The Takla Makan desert is a barren area of the central Tarim Basin in the northwestern Chinese border district of Xinjiang. Almost in the centre of the Eurasian landmass, it was once part of the ancient Silk Road running from east to west.
The desert is an arid salt pan, with a temperature range of between -40º to 40º Celsius. Since the early 1900s, a number of bodies, mummified by the dry heat and alkaline conditions, have been recovered from the area, .
The earliest examples date to around 2000 BC and are the remains of the earliest settlers of the Tarim Basin. With perfectly preserved clothing, hair and skin, the mummies are excellent specimens for the study of Bronze Age textiles and burial practices.
These mummies have also proven to be a conundrum.

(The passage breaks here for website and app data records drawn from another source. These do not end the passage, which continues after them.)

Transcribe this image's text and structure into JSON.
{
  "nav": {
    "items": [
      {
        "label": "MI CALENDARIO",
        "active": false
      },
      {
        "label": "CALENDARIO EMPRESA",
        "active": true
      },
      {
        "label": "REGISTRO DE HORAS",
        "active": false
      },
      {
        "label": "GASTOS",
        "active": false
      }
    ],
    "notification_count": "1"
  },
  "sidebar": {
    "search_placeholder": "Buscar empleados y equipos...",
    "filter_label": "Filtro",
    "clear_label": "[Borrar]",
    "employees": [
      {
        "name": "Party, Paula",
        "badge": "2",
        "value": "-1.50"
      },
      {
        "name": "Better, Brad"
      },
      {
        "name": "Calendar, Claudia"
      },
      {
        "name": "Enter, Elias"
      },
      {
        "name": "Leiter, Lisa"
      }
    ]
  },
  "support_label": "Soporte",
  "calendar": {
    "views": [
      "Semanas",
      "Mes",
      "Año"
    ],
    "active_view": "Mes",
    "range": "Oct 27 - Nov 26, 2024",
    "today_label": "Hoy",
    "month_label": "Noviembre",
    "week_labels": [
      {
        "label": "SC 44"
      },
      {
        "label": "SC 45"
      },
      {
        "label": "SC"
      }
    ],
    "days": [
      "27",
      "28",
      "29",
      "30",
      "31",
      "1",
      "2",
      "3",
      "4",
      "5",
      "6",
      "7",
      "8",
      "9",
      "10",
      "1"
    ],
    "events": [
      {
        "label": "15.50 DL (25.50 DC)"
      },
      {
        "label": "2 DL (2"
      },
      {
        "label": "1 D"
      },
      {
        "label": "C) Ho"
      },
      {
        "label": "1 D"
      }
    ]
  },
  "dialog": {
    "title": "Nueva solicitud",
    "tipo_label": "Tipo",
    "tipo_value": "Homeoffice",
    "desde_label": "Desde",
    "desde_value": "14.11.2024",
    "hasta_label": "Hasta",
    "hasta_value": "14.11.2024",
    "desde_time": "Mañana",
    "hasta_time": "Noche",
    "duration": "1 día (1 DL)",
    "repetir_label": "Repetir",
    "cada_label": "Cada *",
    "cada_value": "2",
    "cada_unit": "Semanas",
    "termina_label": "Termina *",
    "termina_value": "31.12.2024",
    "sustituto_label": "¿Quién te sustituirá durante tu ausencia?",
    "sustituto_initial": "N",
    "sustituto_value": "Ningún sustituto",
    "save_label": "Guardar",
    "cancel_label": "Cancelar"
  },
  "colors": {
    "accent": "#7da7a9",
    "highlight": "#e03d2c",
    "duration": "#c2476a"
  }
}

Despite beliefs that Europeans only entered the Tarim Basin via the Silk Road in the 12th Century AD, the mummies have distinctly Caucasian features, a fact the Chinese government has been reluctant to admit.
Who were these early European settlers of China? And why did they make the Tarim Basin their home?
The Beauties of Loulan and Xiaohe
The Tarim Basin was not always so barren, which is one explanation for its settlement. Two thousand years ago, a city existed in the Loulan area, situated on the Silk Road running between China and the Roman Empire. Originally sustained by the waters of the Tarim River, Loulan was abandoned in the 4th century AD when the course of the river altered, leaving it without water.
Two of the earliest Takla Makan mummies come from the area around Loulan; however, they predate the city by 2000 years. Buried between 2000 and 1500 BC, the artifacts found in their graves show a shared agrarian lifestyle and distinct northern European cultural markers.
Found in 1980, the Beauty of Loulan is so called because of her auburn hair and delicate features. Aged around 40 when she died, she has been dated between 2000 and 1800 BC.
Her grave goods show she came from an agricultural community that grew wheat and herded sheep. She was buried in woolen clothing, including a skirt, fur-lined leather ankle boots and a woolen felt cap with a feather. Although her clothing is predominantly brown, the cap was edged with a cord of plaited blue and red cords. Items she may have used in daily life, a woven basket for carrying grain, a winnowing tray and a comb, were placed above her head.
The Beauty of Xiaohe dates to around 1800–1500 BC. She was found buried at Small River Cemetery 5, a site to the west of Loulan. Like the Beauty of Loulan, she is well preserved, with long fair hair and eyelashes still in place. Her grave goods reflect a similar lifestyle to the Beauty of Loulan. She was buried with a woven basket and in woolen clothes, including a felt hat with a feather and an unusual string skirt, suggesting she came from an agricultural community.
The appearance of the two graves, and the women themselves, shows links to northern European cultures. Elizabeth Wayland Barber, a textile expert, has linked the cloth types to examples from the Caucuses. The style of clothing of the two beauties, as well as phallic poles running through the graves of Small River Cemetery 5, are also found in northern Europe. These indicators, along with the appearance of the two women, suggest that they were early European incomers.